A car you can’t buy shows what the cars we’ll be buying in the future could be like
Honda is joining Toyota in offering a hydrogen fuel cell car for use in Europe. It’s not actually selling the Clarity Fuel Cell, but is testing the water by running small fleets in key countries including the UK. The idea it to build up interest and experience for when the next-generation model arrives in around five years’ time.
The fuel cell is technology Honda’s been working on for decades, and it believes it is one answer to the dilemma of what will power the cars of the future. It’s still not a mainstream proposition – the firm’s currently making just three Claritys a day, and if they were sold, each would cost more than £40,000 – but it’s the next step in the eventual introduction of this tech.
In terms of how it feels on the road, it’s already there. If you’ve driven an electric car, you’ll have a good idea of how quiet, sophisticated and easy the Clarity is. This is a plush, upmarket-feeling car, one you could already see as a next step for someone driving, say, a Nissan Leaf.
Honda Clarity Fuel Cell
Motor: Electric, hydrogen fuel cell

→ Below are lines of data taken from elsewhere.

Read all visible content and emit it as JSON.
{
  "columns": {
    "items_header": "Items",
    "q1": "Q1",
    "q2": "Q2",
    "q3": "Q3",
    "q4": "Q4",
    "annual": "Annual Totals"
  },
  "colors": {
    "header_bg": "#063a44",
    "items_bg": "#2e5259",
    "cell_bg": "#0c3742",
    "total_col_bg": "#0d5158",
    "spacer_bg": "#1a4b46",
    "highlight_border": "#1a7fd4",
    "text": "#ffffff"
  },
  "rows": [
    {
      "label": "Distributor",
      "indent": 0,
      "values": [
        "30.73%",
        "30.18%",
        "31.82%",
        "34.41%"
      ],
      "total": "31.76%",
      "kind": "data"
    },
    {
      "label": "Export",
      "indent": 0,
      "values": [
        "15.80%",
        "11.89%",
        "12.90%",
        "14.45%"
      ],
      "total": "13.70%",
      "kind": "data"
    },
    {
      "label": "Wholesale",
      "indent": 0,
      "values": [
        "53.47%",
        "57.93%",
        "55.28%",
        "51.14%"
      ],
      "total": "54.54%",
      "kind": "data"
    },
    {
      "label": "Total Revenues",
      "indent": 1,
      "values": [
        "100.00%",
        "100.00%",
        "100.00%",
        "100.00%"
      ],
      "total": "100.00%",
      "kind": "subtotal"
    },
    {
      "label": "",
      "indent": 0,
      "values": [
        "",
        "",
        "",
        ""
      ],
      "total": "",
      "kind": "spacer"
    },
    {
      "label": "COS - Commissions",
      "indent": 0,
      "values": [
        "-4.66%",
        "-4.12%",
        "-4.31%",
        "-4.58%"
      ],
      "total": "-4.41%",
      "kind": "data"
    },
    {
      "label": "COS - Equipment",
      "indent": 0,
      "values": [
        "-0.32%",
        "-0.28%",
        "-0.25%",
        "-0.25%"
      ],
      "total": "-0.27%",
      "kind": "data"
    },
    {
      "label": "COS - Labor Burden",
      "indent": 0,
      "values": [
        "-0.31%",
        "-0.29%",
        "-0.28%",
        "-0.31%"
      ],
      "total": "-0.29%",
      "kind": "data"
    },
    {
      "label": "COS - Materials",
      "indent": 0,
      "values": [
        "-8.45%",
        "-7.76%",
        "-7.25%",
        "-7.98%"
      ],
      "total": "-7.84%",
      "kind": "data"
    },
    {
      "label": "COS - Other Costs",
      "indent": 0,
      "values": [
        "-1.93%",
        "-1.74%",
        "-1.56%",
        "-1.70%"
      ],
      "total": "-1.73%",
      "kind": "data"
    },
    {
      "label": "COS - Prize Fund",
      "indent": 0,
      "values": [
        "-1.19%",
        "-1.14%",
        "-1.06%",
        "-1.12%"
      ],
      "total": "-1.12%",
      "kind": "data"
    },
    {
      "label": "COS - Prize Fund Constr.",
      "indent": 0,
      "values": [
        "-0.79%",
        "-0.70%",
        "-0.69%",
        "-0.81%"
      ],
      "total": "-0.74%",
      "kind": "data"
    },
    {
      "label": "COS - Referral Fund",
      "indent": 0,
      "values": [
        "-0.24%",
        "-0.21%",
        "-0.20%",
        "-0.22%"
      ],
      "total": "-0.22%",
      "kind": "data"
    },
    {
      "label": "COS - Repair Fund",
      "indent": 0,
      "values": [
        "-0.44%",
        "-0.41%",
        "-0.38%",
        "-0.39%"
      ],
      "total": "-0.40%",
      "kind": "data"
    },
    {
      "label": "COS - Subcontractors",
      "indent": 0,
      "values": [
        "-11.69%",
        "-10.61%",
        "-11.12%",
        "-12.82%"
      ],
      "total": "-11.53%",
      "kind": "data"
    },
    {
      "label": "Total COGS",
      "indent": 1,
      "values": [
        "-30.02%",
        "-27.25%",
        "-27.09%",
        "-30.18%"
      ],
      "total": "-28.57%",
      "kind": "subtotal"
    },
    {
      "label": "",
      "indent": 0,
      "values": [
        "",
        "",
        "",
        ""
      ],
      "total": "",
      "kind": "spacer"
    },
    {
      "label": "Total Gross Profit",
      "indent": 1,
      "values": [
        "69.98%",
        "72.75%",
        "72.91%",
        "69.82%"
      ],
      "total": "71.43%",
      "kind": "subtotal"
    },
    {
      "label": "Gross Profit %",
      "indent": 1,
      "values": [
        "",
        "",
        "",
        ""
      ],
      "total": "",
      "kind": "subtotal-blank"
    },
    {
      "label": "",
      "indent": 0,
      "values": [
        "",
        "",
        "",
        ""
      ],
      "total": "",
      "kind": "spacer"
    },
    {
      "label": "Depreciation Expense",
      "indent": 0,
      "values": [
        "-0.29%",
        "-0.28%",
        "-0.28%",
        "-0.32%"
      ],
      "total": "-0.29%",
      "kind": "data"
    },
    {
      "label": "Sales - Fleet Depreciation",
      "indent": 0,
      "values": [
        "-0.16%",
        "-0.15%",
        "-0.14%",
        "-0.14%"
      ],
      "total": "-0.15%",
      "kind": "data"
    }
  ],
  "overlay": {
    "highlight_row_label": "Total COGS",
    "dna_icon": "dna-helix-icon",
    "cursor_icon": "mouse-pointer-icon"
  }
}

Torque: 221lb ft
Gearbox: Direct drive
Kerb weight: 1800kg
Top speed: 104mph
Range: 403miles (NEDC, claimed)
CO2 emissions: 0g/km
It’s a big car, 4.9 metres long, with a saloon body made from an exotic mix of aluminium, high-strength steel and composites. Honda’s breakthrough has been in achieving a conventional layout for the fuel cell engineering, which is now fully packaged beneath the bonnet, just like in a normal car. In the rear are two hydrogen tanks, giving enough gas for Honda to claim the longest driving range of any zero-emissions car.
It feels posh inside, with a plush feel to the dashboard and plentiful space for front-seat occupants. It’s OK in the rear too, but only for two people: Honda claims this is a five-seater but the third person would soon be grumbling. The boot is reasonable, although its overall shape is compromised by the intrusion of the fuel cell tanks.
It has an upmarket feel in action. It emits just a steady hum as it moves smartly from rest, with linear and completely smooth acceleration. Lift off and you’ll hear a distant whine as the regeneration system charges the battery; pressing the sport button strengthens this effect, although it otherwise doesn’t significantly sportify the rest of it.
For such a big car, handling is neat and the steering is positive. It’s neutral and has decent grip; it doesn’t object to being thrown about. The ride is decent, and everything about how it drives complements the Rolls-Royce-like silence of the hydrogen fuel cell system.
So although you can’t yet buy it, you may still want to – and if everything goes to plan, you’ll certainly want to consider the next generation model due in half a decade. If Honda can get the price right and continue evolving the talents of this already-impressive model, it’s a future car we’re already anticipating.